Source: Omaha Daily Bee. (Omaha Nebraska), 25 July 1894, page 3


Louisville...It is said that a number of young lizards fell in the rain of yesterday.

Source: The Cincinnati Daily Star (Cincinnati, Ohio), 08 Sept. 1879, front page


It Rained Lizards. Kanlotus, Washington. July 29 - During a shower yesterday afternoon a great many small lizards, or water dogs, were noticed on the side walks and in the streets. They may not have "rained down" as they have appeared to have done, but they were so numerous that over 80 were collected in front of one building. Source: The Seattle Star. (Seattle, Washington), 29 July 1909, page 10

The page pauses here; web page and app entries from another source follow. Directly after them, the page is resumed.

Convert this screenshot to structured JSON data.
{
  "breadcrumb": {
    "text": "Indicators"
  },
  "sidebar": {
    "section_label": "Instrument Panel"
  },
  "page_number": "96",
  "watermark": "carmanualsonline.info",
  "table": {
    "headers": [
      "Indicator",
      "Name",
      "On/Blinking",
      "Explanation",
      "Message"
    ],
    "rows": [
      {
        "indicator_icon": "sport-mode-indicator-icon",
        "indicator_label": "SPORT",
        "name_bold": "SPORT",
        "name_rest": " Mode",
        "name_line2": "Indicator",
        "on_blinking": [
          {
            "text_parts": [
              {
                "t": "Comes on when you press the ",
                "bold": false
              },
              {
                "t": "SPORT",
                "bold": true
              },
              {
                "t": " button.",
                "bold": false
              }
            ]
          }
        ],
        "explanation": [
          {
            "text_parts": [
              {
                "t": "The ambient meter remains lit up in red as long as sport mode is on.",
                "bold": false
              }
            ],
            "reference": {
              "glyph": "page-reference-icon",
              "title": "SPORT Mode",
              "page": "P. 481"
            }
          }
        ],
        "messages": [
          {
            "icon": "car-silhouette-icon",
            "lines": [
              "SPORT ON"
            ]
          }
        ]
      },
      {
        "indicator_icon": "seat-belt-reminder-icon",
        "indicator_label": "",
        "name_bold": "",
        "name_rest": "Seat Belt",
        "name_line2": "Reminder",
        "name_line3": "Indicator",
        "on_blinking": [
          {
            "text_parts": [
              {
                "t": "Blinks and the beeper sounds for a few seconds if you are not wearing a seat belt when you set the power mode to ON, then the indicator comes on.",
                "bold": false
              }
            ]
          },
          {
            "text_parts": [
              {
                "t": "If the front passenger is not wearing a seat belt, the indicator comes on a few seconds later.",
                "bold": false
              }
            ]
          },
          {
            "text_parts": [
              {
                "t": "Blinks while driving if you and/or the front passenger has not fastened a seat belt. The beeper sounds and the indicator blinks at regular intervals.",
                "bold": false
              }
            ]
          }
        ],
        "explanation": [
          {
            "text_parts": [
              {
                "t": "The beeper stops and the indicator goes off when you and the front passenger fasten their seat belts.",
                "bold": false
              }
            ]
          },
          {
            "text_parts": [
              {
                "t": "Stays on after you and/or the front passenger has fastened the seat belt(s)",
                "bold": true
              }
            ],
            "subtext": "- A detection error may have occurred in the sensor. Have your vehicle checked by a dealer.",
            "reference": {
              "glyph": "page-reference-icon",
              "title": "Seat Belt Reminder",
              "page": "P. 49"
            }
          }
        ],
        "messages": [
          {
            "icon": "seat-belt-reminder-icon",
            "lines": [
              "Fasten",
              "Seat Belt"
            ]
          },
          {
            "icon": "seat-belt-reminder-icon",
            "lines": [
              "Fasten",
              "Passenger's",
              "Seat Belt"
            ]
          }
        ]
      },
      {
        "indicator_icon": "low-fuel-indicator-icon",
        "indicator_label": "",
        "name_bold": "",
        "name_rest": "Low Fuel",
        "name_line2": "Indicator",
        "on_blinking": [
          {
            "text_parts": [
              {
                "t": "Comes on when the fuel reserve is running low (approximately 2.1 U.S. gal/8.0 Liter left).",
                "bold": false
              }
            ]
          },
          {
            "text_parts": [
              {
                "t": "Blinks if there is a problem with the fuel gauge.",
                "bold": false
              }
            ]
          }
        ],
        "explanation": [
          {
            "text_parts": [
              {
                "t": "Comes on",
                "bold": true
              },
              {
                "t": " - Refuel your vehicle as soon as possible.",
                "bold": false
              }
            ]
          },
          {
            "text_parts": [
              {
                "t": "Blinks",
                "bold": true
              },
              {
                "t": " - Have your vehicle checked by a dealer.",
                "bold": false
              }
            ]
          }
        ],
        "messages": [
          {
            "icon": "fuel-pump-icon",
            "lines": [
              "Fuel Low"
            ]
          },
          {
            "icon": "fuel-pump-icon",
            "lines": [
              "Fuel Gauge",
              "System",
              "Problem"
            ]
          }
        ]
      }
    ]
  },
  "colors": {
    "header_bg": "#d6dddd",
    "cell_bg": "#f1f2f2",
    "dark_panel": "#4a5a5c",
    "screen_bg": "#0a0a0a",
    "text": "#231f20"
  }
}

On Saturday evening our town was visited by the first rain which has fallen for three months. It seemed, since the 1st of May, that the "dry season" of the early years had returned, and that we were again to have summers without a drop of rain. The rain, however, though grateful and welcome, was not much of a surprise; but connected with it was a phenomenon without precedent in this section, unexplained by any of our philosophers, nothing more nor less than a shower of water-lizards. Over all the western part of the town, particularly around the Opera House, they were found in great numbers and of every length from two to eight inches. In looking over the ground to-day we found a number already quite dried up: and we note with surprise that there is so little substance in them as to leave nothing more than a mere skeleton. The greatest number seem to have fallen on Judge Spicer's premises. His cellar, lately dug, previously dry as a powder-house, contained several inches of water literally alive with these singular creatures. The Judge fished up some forty of the largest ones, and now has them alive in a water-tank near his house, where the curious may inspect them. On examination we found, them to have boneless limbs, and bodies very soft and "mushy;" they are quite lively in the water, but soon gel dry, dull, and inactive when laid out on the ground. They more nearly resemble the reptile known in the Northwest as the "mud-puppy" than any other we have seen. Their color is a dull brown, with bright spots, and their general make-up in other respects places them in the siredom class. The usual theory of "toad showers" is that the numerous toads seen after a sudden rain were really in the ground and were drawn out by the moisture; but that explanation is cut off in this case by two facts: First. That these are clearly water reptiles and die in a few minutes on dry land. Second. The ground has been so hard and dry that soft bodied reptiles could not have penetrated it. The walls of Judge Spicer's cellar on Saturday afternoon were as solid almost as a brick wall. Another singular fact is that numbers of the reptiles were found in the rain barrel, where they could not have crawled. One gentleman informs us that he counted two hundred in a small puddle on Colorado street. We noticed the dried remains of one which was seven inches in length, yet would not weigh an ounce. We give merely the facts, and so far are without any theory on the matter. But our local savans are busy, and by to-morrow we shall doubtless have a dozen explanations.

Source: The Utah Weekly Reporter, (Corinne, Utah), August 6, 1870